Forgiveness is a powerful gift. Not just to others, but to ourselves. We can extend forgiveness or hold onto resentment. We can partner with peace or embrace bitterness. It’s our choice.
When an injustice has been done, our first reaction is to open the door to our hurt. After all, we were unjustly wronged and we feel a need to feed the pain. So we welcome the hurt with open arms and throw back the covers in the guest room. We begin to pander, coddle and feed our pain with righteous indignation. We want justice.

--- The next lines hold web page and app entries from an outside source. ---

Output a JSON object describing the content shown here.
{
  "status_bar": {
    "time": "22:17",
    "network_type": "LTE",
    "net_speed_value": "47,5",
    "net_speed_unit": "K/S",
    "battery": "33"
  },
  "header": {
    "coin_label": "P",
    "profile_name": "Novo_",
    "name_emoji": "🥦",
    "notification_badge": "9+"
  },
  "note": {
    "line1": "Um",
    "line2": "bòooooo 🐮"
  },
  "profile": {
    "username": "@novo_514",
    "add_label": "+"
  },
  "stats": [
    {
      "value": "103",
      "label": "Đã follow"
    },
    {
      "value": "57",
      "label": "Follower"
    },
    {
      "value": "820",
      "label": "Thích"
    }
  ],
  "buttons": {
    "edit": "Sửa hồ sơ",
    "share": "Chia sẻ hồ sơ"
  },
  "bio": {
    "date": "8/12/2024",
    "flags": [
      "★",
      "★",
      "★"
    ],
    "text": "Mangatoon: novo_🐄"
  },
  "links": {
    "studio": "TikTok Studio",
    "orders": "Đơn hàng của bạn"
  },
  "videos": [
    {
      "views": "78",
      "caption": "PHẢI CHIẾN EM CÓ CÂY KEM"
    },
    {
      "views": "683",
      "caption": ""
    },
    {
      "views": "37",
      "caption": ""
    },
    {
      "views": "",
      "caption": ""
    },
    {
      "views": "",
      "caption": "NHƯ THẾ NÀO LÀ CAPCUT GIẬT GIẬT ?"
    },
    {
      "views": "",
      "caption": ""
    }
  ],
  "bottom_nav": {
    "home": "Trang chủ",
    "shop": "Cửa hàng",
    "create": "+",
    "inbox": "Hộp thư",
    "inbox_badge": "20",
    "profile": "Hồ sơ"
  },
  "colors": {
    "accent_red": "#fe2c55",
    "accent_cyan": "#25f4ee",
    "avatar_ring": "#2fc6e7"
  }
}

Sometimes there is no justice. The reason or motive for someone’s hurtful action may never be known. A child is lost at birth, a spouse leaves us, or a friend betrays our trust. The list is endless. Life is filled with situations that call for the act of forgiveness. And even if restitution or justice is delivered, the pain remains if you haven’t gifted unconditional forgiveness.
You have two options: Feed your pain or extend grace. When you hold onto hurts like they are a priceless treasure, the reluctance to forgive becomes an emotional cancer.
Is there someone you need to forgive?